Exercise objective
Check each line of the data for "nanzeigen" and select those that have it.

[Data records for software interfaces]
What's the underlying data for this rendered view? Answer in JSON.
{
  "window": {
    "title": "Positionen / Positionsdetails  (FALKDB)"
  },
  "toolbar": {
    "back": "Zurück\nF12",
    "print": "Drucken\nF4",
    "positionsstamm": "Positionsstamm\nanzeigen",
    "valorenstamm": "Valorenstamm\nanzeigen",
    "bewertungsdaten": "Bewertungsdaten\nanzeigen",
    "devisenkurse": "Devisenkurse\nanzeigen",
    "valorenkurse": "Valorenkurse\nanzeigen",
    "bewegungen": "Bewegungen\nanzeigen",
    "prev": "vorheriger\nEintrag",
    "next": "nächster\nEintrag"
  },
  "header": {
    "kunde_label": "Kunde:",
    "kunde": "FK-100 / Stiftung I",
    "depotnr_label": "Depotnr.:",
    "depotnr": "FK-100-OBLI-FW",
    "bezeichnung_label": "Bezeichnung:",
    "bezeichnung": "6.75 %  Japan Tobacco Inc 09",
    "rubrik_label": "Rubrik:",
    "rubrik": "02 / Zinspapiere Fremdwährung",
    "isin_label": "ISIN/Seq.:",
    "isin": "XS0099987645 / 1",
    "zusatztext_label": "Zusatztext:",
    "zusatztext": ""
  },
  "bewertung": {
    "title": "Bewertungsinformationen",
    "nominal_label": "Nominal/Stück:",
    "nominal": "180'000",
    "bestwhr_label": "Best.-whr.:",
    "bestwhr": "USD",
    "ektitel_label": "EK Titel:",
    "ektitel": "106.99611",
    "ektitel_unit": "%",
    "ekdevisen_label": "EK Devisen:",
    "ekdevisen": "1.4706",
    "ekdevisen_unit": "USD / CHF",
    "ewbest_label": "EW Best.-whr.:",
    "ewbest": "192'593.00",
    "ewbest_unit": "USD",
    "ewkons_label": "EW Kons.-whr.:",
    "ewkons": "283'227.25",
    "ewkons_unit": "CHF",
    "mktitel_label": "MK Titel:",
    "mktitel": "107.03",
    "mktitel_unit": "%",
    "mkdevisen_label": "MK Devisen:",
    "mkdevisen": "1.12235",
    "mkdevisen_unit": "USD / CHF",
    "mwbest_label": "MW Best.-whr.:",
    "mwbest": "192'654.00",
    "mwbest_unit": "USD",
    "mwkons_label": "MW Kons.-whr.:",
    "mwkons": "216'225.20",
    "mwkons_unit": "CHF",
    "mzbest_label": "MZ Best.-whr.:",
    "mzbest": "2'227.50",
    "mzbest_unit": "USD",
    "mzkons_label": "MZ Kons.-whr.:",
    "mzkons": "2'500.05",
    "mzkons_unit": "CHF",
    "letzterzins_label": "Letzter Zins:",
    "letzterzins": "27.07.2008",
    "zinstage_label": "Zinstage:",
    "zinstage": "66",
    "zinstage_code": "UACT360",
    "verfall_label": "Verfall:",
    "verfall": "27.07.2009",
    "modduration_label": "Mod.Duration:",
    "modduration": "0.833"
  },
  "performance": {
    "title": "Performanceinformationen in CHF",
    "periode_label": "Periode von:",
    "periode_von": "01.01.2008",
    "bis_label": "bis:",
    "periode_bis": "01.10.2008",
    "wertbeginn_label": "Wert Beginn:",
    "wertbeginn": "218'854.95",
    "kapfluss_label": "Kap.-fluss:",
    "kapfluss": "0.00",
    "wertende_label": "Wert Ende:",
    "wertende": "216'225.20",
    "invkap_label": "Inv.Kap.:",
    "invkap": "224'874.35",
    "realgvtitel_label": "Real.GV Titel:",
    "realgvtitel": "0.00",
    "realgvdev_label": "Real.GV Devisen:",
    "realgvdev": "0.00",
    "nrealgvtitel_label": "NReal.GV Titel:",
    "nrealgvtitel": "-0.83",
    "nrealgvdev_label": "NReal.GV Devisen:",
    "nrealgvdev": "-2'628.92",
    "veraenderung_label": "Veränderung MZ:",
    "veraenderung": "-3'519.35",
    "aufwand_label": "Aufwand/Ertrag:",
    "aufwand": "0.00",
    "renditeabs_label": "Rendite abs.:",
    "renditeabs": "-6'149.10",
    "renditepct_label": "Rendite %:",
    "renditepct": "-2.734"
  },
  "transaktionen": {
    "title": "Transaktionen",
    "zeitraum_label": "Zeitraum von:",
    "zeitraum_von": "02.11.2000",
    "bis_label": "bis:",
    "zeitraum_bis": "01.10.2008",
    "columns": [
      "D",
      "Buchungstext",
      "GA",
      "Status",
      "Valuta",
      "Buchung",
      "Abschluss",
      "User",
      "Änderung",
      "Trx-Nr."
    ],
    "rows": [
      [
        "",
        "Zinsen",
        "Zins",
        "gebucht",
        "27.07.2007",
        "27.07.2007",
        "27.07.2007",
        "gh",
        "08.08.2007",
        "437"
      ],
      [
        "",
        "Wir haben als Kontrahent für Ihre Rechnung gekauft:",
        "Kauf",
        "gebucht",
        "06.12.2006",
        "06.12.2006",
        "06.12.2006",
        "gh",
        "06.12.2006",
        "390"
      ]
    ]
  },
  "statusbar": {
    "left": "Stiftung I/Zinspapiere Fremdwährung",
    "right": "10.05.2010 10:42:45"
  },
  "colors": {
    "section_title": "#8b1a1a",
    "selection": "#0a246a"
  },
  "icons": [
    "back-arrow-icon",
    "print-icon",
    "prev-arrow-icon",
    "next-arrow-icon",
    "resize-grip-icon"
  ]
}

Exercise output
    "positionsstamm": "Positionsstamm\nanzeigen",
    "valorenstamm": "Valorenstamm\nanzeigen",
    "bewertungsdaten": "Bewertungsdaten\nanzeigen",
    "devisenkurse": "Devisenkurse\nanzeigen",
    "valorenkurse": "Valorenkurse\nanzeigen",
    "bewegungen": "Bewegungen\nanzeigen",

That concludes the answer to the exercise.